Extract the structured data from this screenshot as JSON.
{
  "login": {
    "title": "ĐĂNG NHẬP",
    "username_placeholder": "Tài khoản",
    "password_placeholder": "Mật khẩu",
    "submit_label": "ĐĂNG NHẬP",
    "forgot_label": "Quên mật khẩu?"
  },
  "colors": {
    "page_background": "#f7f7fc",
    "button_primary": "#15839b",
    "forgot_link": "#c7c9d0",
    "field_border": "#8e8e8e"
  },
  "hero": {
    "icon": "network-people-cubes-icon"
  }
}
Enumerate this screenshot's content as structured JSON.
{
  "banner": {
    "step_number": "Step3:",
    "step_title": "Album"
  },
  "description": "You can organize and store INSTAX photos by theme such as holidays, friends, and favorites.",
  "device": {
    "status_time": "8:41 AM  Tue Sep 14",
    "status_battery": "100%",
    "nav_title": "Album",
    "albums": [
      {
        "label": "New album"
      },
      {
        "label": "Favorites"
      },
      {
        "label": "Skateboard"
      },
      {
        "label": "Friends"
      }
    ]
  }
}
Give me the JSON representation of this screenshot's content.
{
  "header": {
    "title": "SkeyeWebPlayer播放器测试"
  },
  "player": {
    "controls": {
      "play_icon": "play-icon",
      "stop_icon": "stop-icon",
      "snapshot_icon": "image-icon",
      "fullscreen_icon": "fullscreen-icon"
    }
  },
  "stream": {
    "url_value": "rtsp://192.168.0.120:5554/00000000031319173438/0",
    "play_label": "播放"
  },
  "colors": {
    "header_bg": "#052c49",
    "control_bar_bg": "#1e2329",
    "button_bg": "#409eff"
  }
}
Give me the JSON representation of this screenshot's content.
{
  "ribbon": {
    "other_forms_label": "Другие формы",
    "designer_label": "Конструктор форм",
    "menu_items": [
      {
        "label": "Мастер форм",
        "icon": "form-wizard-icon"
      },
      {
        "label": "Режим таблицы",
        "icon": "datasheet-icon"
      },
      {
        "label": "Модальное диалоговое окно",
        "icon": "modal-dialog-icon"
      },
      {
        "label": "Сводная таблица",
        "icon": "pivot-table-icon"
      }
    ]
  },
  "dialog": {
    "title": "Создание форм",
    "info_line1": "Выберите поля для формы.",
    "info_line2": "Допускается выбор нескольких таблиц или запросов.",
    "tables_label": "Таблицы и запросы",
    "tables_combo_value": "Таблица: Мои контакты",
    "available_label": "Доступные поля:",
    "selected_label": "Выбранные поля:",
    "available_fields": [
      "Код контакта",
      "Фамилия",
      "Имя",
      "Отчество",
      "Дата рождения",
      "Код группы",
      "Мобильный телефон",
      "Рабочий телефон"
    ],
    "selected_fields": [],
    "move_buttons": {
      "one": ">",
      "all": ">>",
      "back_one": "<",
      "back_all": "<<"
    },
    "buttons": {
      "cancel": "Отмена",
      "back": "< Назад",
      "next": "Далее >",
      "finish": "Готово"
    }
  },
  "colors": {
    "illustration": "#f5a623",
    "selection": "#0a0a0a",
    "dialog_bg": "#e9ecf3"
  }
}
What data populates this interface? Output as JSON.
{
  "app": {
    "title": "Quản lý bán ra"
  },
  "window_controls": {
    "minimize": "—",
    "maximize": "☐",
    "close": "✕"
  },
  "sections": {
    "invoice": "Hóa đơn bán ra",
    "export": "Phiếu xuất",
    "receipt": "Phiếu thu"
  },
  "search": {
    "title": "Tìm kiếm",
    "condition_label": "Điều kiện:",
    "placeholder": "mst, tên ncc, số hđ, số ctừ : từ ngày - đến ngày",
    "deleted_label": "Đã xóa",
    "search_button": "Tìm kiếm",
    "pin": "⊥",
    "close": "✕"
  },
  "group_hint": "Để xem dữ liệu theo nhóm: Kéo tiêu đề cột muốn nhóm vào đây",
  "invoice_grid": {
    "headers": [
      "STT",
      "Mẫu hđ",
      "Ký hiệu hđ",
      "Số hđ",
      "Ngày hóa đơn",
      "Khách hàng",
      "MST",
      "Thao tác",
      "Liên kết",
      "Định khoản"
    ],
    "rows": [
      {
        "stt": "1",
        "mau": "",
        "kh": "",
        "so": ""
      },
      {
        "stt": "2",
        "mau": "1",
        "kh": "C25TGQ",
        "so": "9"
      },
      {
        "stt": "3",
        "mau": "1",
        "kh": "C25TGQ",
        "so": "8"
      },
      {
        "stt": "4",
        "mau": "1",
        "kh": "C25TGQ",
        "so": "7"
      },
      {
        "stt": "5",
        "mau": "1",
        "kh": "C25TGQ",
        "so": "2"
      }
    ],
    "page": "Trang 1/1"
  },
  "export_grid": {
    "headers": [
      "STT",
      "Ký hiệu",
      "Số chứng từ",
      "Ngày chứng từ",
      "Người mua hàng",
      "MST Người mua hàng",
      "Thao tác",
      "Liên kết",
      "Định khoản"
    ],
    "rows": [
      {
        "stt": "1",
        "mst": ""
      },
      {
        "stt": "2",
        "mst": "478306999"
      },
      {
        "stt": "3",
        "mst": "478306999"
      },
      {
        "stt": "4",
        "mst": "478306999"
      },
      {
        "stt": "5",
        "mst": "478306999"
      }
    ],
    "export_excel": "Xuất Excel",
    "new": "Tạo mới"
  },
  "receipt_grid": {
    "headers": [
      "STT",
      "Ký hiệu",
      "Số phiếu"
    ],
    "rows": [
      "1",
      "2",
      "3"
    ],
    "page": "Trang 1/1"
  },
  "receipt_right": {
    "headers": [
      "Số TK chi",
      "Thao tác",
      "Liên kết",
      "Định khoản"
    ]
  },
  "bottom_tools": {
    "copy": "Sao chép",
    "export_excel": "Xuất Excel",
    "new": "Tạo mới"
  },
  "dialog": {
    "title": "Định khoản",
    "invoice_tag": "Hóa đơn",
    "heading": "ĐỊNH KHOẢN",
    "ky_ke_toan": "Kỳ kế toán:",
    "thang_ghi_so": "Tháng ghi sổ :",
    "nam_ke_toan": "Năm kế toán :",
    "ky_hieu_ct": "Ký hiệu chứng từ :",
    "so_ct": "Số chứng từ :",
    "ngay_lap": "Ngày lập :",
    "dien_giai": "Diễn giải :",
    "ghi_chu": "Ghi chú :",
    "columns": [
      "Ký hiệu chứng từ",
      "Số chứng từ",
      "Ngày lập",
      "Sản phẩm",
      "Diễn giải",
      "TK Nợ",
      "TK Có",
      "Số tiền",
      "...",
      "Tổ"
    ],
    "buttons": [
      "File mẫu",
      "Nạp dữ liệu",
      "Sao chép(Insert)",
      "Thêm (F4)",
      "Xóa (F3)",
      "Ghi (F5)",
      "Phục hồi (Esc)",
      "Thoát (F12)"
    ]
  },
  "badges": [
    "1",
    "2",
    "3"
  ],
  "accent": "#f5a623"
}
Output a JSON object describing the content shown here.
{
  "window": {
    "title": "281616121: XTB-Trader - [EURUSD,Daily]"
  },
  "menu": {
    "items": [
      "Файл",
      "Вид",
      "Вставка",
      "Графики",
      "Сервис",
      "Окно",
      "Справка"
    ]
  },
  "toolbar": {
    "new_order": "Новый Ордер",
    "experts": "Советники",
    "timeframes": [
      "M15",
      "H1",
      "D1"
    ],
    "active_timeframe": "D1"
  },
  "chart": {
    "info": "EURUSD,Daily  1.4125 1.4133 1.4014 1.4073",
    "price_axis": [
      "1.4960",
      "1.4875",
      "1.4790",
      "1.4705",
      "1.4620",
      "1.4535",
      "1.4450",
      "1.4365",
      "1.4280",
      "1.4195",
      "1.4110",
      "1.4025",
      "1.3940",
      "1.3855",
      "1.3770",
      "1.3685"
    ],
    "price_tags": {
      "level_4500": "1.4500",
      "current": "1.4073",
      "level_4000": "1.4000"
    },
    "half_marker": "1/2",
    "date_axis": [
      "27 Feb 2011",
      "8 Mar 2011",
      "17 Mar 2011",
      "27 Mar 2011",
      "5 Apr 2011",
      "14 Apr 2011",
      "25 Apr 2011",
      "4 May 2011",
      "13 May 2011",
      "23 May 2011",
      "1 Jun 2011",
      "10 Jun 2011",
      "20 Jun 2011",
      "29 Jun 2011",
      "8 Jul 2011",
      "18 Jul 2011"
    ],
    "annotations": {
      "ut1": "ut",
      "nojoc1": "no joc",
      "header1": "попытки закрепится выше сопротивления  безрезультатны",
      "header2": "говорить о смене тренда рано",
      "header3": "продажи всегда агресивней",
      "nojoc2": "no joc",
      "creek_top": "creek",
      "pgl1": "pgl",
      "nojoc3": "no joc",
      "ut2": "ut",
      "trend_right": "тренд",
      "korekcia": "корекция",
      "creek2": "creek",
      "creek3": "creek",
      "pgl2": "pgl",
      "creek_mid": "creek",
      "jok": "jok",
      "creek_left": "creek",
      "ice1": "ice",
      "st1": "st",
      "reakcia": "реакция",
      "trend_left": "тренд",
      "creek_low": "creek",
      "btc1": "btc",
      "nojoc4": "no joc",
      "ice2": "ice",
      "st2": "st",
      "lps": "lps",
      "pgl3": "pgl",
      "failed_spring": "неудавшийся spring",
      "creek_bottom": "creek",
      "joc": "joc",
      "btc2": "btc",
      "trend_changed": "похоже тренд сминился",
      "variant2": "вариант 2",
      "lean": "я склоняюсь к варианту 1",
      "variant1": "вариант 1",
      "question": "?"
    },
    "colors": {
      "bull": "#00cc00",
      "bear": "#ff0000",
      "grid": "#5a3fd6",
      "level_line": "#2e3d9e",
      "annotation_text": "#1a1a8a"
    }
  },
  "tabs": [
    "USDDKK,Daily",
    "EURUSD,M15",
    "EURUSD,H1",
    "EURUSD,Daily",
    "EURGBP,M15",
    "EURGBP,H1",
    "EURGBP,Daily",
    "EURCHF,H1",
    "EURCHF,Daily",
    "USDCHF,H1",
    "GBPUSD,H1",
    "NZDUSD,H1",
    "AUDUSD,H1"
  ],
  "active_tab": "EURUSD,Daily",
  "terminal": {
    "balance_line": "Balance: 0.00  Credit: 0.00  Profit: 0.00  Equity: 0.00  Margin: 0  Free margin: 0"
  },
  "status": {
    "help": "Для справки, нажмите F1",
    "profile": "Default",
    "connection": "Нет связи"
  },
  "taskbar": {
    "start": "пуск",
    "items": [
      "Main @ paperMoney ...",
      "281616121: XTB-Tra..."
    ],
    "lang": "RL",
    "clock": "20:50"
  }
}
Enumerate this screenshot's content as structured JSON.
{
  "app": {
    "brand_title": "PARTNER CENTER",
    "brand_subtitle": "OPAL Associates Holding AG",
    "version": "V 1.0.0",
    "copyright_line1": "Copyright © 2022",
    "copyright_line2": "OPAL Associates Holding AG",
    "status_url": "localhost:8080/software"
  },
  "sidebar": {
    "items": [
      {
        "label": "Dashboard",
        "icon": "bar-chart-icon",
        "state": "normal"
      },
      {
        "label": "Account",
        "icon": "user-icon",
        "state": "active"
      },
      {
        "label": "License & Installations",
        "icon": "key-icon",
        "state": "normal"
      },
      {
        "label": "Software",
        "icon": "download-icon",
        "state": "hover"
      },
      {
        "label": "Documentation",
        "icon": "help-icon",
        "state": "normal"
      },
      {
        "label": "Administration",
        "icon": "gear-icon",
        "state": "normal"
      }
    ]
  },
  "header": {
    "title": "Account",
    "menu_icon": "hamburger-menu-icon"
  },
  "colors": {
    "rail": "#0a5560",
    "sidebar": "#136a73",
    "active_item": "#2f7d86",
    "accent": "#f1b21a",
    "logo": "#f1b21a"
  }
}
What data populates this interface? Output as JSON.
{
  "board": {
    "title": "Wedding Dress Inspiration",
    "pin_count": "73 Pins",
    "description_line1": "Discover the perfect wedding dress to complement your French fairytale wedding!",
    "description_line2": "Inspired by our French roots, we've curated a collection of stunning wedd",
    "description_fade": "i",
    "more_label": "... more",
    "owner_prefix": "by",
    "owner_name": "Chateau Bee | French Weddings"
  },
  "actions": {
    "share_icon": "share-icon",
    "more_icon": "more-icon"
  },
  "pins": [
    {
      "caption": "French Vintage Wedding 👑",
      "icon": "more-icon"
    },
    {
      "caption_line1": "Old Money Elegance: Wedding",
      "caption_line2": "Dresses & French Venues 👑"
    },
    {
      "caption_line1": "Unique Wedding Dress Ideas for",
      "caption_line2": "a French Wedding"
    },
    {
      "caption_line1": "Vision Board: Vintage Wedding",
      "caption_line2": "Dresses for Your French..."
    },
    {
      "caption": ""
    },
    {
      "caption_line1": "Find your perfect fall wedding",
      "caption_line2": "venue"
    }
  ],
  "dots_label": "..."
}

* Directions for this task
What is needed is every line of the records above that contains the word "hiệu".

* Response to the task
      "Ký hiệu hđ",
      "Ký hiệu",
      "Ký hiệu",
    "ky_hieu_ct": "Ký hiệu chứng từ :",
      "Ký hiệu chứng từ",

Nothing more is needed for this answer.